• [PROBLEM DETAILS]: Find the lines below that contain the string "KABUPATEN". Copy each one.

• [RECORDED DATA]:
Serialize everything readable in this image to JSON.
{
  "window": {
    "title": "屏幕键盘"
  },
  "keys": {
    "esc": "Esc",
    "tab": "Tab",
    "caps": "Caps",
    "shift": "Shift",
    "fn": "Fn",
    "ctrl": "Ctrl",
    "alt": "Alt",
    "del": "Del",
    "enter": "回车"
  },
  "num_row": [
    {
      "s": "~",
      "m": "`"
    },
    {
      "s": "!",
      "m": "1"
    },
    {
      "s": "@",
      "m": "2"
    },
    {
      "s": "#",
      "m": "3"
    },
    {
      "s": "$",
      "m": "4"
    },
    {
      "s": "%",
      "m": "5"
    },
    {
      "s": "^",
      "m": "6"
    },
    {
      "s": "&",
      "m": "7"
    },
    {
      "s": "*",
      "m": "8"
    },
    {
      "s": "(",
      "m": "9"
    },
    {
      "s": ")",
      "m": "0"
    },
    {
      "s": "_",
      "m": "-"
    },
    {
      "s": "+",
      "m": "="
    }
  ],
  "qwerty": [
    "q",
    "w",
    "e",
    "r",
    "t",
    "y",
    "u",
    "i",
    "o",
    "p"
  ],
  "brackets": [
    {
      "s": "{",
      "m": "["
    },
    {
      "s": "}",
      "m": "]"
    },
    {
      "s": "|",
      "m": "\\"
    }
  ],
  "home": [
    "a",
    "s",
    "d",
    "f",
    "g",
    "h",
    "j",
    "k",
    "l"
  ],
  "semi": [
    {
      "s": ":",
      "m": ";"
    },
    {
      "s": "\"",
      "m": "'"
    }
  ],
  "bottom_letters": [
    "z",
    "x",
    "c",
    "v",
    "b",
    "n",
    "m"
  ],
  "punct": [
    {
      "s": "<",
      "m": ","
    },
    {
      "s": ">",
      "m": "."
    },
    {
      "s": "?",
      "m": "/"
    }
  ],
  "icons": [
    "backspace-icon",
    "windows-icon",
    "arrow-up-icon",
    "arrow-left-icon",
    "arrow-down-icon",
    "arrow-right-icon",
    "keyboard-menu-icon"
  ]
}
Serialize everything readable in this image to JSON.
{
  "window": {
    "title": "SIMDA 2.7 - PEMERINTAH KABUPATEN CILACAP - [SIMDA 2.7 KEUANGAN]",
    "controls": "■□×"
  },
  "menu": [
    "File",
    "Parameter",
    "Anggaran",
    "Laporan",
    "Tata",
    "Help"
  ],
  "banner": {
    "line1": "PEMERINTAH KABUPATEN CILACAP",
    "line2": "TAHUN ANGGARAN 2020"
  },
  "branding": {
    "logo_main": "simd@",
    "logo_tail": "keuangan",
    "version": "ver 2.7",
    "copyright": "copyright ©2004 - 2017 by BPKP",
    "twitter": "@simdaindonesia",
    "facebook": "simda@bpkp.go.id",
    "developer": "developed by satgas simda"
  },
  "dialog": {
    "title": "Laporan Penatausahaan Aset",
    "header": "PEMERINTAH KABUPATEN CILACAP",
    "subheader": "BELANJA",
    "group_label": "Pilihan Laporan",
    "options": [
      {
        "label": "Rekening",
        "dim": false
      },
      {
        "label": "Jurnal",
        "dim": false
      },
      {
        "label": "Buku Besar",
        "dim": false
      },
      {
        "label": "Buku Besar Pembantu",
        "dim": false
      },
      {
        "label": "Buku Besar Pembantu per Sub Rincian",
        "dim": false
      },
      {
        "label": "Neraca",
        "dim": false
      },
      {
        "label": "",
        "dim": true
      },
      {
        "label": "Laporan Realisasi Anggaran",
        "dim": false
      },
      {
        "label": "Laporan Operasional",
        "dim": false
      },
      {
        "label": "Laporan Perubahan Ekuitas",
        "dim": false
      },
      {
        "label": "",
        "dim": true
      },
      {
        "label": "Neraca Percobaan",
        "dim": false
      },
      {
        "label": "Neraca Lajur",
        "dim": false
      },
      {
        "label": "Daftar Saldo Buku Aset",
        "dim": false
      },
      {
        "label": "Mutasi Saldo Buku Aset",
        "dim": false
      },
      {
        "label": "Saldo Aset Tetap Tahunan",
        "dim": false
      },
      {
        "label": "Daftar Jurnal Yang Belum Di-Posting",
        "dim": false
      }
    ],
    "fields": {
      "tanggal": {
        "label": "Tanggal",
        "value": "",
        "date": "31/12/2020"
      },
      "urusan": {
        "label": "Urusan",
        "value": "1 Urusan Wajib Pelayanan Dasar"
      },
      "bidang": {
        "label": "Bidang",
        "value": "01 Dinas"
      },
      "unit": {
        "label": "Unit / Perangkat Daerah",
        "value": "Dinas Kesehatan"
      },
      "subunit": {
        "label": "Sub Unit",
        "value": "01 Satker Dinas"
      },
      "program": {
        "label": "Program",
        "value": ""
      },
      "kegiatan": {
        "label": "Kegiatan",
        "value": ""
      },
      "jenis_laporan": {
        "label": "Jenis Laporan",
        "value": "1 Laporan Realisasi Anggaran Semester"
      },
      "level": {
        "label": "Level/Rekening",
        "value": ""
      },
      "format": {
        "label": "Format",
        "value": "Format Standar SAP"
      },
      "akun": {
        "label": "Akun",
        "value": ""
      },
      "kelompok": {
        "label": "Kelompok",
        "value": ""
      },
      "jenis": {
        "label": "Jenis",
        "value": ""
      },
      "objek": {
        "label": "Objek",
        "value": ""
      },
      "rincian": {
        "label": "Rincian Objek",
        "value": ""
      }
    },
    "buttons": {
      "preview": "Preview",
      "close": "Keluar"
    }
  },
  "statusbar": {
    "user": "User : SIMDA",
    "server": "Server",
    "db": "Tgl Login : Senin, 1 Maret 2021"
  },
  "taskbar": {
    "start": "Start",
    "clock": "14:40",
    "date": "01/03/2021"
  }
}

• [REPLY]:
    "title": "SIMDA 2.7 - PEMERINTAH KABUPATEN CILACAP - [SIMDA 2.7 KEUANGAN]",
    "line1": "PEMERINTAH KABUPATEN CILACAP",
    "header": "PEMERINTAH KABUPATEN CILACAP",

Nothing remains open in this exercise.